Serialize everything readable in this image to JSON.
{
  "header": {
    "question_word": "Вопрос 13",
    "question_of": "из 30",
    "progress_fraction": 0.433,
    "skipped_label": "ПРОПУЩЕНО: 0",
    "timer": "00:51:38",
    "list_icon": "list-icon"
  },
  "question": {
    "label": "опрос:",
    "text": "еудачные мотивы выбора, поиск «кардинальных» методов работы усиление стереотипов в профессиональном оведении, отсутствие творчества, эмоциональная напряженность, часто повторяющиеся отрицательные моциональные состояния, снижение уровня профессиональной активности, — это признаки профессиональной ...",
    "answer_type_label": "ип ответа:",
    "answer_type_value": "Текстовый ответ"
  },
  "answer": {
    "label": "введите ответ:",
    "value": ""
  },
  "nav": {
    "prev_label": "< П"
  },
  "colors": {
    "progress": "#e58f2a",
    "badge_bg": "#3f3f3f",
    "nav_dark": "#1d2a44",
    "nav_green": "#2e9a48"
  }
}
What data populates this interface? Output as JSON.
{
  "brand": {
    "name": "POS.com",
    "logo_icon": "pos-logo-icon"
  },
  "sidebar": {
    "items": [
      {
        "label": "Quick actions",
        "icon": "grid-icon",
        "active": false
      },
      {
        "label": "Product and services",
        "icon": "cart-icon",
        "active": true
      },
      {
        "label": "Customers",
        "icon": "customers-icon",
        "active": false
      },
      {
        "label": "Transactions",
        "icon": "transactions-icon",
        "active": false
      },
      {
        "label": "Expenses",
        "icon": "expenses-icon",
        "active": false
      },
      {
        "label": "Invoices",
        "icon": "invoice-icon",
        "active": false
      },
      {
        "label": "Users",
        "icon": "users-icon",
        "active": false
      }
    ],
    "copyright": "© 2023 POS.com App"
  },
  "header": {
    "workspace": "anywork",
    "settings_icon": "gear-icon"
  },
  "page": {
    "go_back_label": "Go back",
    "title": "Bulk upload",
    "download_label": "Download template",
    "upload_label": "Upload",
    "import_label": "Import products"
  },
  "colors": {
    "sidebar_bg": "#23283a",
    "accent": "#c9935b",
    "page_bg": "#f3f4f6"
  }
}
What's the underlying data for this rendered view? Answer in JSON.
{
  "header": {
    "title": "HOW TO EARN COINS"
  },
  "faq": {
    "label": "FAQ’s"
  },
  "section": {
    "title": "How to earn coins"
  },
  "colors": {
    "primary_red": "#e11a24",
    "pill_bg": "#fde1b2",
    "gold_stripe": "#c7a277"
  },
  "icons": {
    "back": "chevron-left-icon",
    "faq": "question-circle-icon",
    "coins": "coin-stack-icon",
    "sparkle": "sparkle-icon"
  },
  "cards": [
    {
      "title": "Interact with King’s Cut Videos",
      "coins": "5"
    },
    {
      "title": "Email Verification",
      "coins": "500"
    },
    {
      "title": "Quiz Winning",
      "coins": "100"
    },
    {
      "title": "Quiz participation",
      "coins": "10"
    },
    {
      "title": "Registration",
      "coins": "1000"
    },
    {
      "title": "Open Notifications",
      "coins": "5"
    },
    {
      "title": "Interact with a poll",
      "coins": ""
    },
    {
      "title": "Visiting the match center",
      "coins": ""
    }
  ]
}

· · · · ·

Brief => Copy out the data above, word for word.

Solution for this problem =>
Serialize everything readable in this image to JSON.
{
  "header": {
    "question_word": "Вопрос 13",
    "question_of": "из 30",
    "progress_fraction": 0.433,
    "skipped_label": "ПРОПУЩЕНО: 0",
    "timer": "00:51:38",
    "list_icon": "list-icon"
  },
  "question": {
    "label": "опрос:",
    "text": "еудачные мотивы выбора, поиск «кардинальных» методов работы усиление стереотипов в профессиональном оведении, отсутствие творчества, эмоциональная напряженность, часто повторяющиеся отрицательные моциональные состояния, снижение уровня профессиональной активности, — это признаки профессиональной ...",
    "answer_type_label": "ип ответа:",
    "answer_type_value": "Текстовый ответ"
  },
  "answer": {
    "label": "введите ответ:",
    "value": ""
  },
  "nav": {
    "prev_label": "< П"
  },
  "colors": {
    "progress": "#e58f2a",
    "badge_bg": "#3f3f3f",
    "nav_dark": "#1d2a44",
    "nav_green": "#2e9a48"
  }
}
What data populates this interface? Output as JSON.
{
  "brand": {
    "name": "POS.com",
    "logo_icon": "pos-logo-icon"
  },
  "sidebar": {
    "items": [
      {
        "label": "Quick actions",
        "icon": "grid-icon",
        "active": false
      },
      {
        "label": "Product and services",
        "icon": "cart-icon",
        "active": true
      },
      {
        "label": "Customers",
        "icon": "customers-icon",
        "active": false
      },
      {
        "label": "Transactions",
        "icon": "transactions-icon",
        "active": false
      },
      {
        "label": "Expenses",
        "icon": "expenses-icon",
        "active": false
      },
      {
        "label": "Invoices",
        "icon": "invoice-icon",
        "active": false
      },
      {
        "label": "Users",
        "icon": "users-icon",
        "active": false
      }
    ],
    "copyright": "© 2023 POS.com App"
  },
  "header": {
    "workspace": "anywork",
    "settings_icon": "gear-icon"
  },
  "page": {
    "go_back_label": "Go back",
    "title": "Bulk upload",
    "download_label": "Download template",
    "upload_label": "Upload",
    "import_label": "Import products"
  },
  "colors": {
    "sidebar_bg": "#23283a",
    "accent": "#c9935b",
    "page_bg": "#f3f4f6"
  }
}
What's the underlying data for this rendered view? Answer in JSON.
{
  "header": {
    "title": "HOW TO EARN COINS"
  },
  "faq": {
    "label": "FAQ’s"
  },
  "section": {
    "title": "How to earn coins"
  },
  "colors": {
    "primary_red": "#e11a24",
    "pill_bg": "#fde1b2",
    "gold_stripe": "#c7a277"
  },
  "icons": {
    "back": "chevron-left-icon",
    "faq": "question-circle-icon",
    "coins": "coin-stack-icon",
    "sparkle": "sparkle-icon"
  },
  "cards": [
    {
      "title": "Interact with King’s Cut Videos",
      "coins": "5"
    },
    {
      "title": "Email Verification",
      "coins": "500"
    },
    {
      "title": "Quiz Winning",
      "coins": "100"
    },
    {
      "title": "Quiz participation",
      "coins": "10"
    },
    {
      "title": "Registration",
      "coins": "1000"
    },
    {
      "title": "Open Notifications",
      "coins": "5"
    },
    {
      "title": "Interact with a poll",
      "coins": ""
    },
    {
      "title": "Visiting the match center",
      "coins": ""
    }
  ]
}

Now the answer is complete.